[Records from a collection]
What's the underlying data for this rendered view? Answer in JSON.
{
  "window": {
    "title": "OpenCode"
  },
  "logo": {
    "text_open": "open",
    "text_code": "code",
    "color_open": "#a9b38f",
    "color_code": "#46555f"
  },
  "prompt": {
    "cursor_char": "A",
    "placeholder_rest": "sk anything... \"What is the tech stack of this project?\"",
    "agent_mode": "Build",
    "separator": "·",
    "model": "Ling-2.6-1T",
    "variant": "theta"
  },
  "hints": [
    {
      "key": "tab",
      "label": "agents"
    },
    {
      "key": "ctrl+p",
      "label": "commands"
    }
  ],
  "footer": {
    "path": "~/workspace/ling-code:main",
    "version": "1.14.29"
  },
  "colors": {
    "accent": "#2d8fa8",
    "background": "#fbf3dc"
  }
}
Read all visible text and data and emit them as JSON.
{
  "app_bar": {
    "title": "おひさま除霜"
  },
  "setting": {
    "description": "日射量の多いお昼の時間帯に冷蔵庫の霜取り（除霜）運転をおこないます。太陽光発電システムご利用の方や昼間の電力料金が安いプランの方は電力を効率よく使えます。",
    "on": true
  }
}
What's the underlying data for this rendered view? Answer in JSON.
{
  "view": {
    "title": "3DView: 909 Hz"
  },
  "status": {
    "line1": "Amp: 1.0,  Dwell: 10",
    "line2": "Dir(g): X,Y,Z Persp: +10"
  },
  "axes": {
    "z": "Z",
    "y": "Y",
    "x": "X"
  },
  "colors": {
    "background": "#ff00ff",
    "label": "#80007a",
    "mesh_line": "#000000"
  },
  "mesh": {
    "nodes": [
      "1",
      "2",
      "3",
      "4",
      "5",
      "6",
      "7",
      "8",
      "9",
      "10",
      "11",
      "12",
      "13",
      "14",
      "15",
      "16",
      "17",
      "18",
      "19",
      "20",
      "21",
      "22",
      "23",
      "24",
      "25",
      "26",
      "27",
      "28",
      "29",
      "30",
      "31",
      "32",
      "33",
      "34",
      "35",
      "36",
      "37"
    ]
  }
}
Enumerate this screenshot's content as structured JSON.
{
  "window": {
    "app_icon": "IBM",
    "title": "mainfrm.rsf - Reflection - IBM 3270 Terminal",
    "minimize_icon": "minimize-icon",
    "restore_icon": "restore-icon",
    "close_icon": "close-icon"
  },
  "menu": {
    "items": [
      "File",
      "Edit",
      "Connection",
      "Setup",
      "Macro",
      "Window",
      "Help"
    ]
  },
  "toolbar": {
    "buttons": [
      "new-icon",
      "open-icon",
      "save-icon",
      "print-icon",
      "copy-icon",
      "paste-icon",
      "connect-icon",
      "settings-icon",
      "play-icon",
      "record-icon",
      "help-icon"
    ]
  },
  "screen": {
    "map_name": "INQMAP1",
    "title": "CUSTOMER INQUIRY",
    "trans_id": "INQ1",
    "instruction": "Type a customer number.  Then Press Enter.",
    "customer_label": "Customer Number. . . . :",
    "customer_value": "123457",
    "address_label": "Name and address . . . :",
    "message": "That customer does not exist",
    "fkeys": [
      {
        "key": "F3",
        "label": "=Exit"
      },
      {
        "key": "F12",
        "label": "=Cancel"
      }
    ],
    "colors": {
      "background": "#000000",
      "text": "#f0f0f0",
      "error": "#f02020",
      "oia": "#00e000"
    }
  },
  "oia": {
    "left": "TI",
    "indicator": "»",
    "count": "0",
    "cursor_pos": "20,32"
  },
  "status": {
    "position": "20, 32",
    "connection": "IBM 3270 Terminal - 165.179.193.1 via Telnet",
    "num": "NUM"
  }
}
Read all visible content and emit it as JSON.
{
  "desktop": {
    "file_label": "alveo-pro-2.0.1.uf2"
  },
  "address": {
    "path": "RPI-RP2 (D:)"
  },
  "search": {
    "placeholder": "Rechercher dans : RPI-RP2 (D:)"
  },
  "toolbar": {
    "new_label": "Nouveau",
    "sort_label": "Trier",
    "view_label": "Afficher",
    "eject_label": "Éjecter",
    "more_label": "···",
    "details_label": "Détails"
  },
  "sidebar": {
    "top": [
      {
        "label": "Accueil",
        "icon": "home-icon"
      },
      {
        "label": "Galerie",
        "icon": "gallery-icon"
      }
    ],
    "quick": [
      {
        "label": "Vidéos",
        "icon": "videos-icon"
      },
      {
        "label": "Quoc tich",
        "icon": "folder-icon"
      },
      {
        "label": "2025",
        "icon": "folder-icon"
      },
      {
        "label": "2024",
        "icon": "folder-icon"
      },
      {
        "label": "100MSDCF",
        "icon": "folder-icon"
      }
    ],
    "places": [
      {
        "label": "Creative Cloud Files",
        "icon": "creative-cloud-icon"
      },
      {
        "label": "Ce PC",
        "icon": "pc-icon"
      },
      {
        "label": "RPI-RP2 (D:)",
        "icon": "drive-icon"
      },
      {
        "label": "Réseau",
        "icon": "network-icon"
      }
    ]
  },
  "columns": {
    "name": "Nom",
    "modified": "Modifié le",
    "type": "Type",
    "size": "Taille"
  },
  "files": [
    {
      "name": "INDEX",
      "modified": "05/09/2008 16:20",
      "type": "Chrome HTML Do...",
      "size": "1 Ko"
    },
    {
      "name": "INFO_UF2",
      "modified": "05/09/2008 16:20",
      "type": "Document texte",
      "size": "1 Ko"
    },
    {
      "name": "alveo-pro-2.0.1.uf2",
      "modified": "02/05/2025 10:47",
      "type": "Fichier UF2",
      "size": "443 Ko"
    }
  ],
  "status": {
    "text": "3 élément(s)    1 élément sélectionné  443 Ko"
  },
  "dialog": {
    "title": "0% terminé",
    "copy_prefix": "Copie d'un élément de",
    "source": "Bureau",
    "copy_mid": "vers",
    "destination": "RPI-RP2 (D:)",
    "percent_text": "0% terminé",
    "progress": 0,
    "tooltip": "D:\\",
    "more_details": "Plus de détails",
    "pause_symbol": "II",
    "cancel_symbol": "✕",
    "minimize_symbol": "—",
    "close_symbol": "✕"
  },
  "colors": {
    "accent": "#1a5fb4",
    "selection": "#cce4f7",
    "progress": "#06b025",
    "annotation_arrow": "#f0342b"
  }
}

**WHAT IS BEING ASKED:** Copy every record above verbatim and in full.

**RESPONSE:**
What's the underlying data for this rendered view? Answer in JSON.
{
  "window": {
    "title": "OpenCode"
  },
  "logo": {
    "text_open": "open",
    "text_code": "code",
    "color_open": "#a9b38f",
    "color_code": "#46555f"
  },
  "prompt": {
    "cursor_char": "A",
    "placeholder_rest": "sk anything... \"What is the tech stack of this project?\"",
    "agent_mode": "Build",
    "separator": "·",
    "model": "Ling-2.6-1T",
    "variant": "theta"
  },
  "hints": [
    {
      "key": "tab",
      "label": "agents"
    },
    {
      "key": "ctrl+p",
      "label": "commands"
    }
  ],
  "footer": {
    "path": "~/workspace/ling-code:main",
    "version": "1.14.29"
  },
  "colors": {
    "accent": "#2d8fa8",
    "background": "#fbf3dc"
  }
}
Read all visible text and data and emit them as JSON.
{
  "app_bar": {
    "title": "おひさま除霜"
  },
  "setting": {
    "description": "日射量の多いお昼の時間帯に冷蔵庫の霜取り（除霜）運転をおこないます。太陽光発電システムご利用の方や昼間の電力料金が安いプランの方は電力を効率よく使えます。",
    "on": true
  }
}
What's the underlying data for this rendered view? Answer in JSON.
{
  "view": {
    "title": "3DView: 909 Hz"
  },
  "status": {
    "line1": "Amp: 1.0,  Dwell: 10",
    "line2": "Dir(g): X,Y,Z Persp: +10"
  },
  "axes": {
    "z": "Z",
    "y": "Y",
    "x": "X"
  },
  "colors": {
    "background": "#ff00ff",
    "label": "#80007a",
    "mesh_line": "#000000"
  },
  "mesh": {
    "nodes": [
      "1",
      "2",
      "3",
      "4",
      "5",
      "6",
      "7",
      "8",
      "9",
      "10",
      "11",
      "12",
      "13",
      "14",
      "15",
      "16",
      "17",
      "18",
      "19",
      "20",
      "21",
      "22",
      "23",
      "24",
      "25",
      "26",
      "27",
      "28",
      "29",
      "30",
      "31",
      "32",
      "33",
      "34",
      "35",
      "36",
      "37"
    ]
  }
}
Enumerate this screenshot's content as structured JSON.
{
  "window": {
    "app_icon": "IBM",
    "title": "mainfrm.rsf - Reflection - IBM 3270 Terminal",
    "minimize_icon": "minimize-icon",
    "restore_icon": "restore-icon",
    "close_icon": "close-icon"
  },
  "menu": {
    "items": [
      "File",
      "Edit",
      "Connection",
      "Setup",
      "Macro",
      "Window",
      "Help"
    ]
  },
  "toolbar": {
    "buttons": [
      "new-icon",
      "open-icon",
      "save-icon",
      "print-icon",
      "copy-icon",
      "paste-icon",
      "connect-icon",
      "settings-icon",
      "play-icon",
      "record-icon",
      "help-icon"
    ]
  },
  "screen": {
    "map_name": "INQMAP1",
    "title": "CUSTOMER INQUIRY",
    "trans_id": "INQ1",
    "instruction": "Type a customer number.  Then Press Enter.",
    "customer_label": "Customer Number. . . . :",
    "customer_value": "123457",
    "address_label": "Name and address . . . :",
    "message": "That customer does not exist",
    "fkeys": [
      {
        "key": "F3",
        "label": "=Exit"
      },
      {
        "key": "F12",
        "label": "=Cancel"
      }
    ],
    "colors": {
      "background": "#000000",
      "text": "#f0f0f0",
      "error": "#f02020",
      "oia": "#00e000"
    }
  },
  "oia": {
    "left": "TI",
    "indicator": "»",
    "count": "0",
    "cursor_pos": "20,32"
  },
  "status": {
    "position": "20, 32",
    "connection": "IBM 3270 Terminal - 165.179.193.1 via Telnet",
    "num": "NUM"
  }
}
Read all visible content and emit it as JSON.
{
  "desktop": {
    "file_label": "alveo-pro-2.0.1.uf2"
  },
  "address": {
    "path": "RPI-RP2 (D:)"
  },
  "search": {
    "placeholder": "Rechercher dans : RPI-RP2 (D:)"
  },
  "toolbar": {
    "new_label": "Nouveau",
    "sort_label": "Trier",
    "view_label": "Afficher",
    "eject_label": "Éjecter",
    "more_label": "···",
    "details_label": "Détails"
  },
  "sidebar": {
    "top": [
      {
        "label": "Accueil",
        "icon": "home-icon"
      },
      {
        "label": "Galerie",
        "icon": "gallery-icon"
      }
    ],
    "quick": [
      {
        "label": "Vidéos",
        "icon": "videos-icon"
      },
      {
        "label": "Quoc tich",
        "icon": "folder-icon"
      },
      {
        "label": "2025",
        "icon": "folder-icon"
      },
      {
        "label": "2024",
        "icon": "folder-icon"
      },
      {
        "label": "100MSDCF",
        "icon": "folder-icon"
      }
    ],
    "places": [
      {
        "label": "Creative Cloud Files",
        "icon": "creative-cloud-icon"
      },
      {
        "label": "Ce PC",
        "icon": "pc-icon"
      },
      {
        "label": "RPI-RP2 (D:)",
        "icon": "drive-icon"
      },
      {
        "label": "Réseau",
        "icon": "network-icon"
      }
    ]
  },
  "columns": {
    "name": "Nom",
    "modified": "Modifié le",
    "type": "Type",
    "size": "Taille"
  },
  "files": [
    {
      "name": "INDEX",
      "modified": "05/09/2008 16:20",
      "type": "Chrome HTML Do...",
      "size": "1 Ko"
    },
    {
      "name": "INFO_UF2",
      "modified": "05/09/2008 16:20",
      "type": "Document texte",
      "size": "1 Ko"
    },
    {
      "name": "alveo-pro-2.0.1.uf2",
      "modified": "02/05/2025 10:47",
      "type": "Fichier UF2",
      "size": "443 Ko"
    }
  ],
  "status": {
    "text": "3 élément(s)    1 élément sélectionné  443 Ko"
  },
  "dialog": {
    "title": "0% terminé",
    "copy_prefix": "Copie d'un élément de",
    "source": "Bureau",
    "copy_mid": "vers",
    "destination": "RPI-RP2 (D:)",
    "percent_text": "0% terminé",
    "progress": 0,
    "tooltip": "D:\\",
    "more_details": "Plus de détails",
    "pause_symbol": "II",
    "cancel_symbol": "✕",
    "minimize_symbol": "—",
    "close_symbol": "✕"
  },
  "colors": {
    "accent": "#1a5fb4",
    "selection": "#cce4f7",
    "progress": "#06b025",
    "annotation_arrow": "#f0342b"
  }
}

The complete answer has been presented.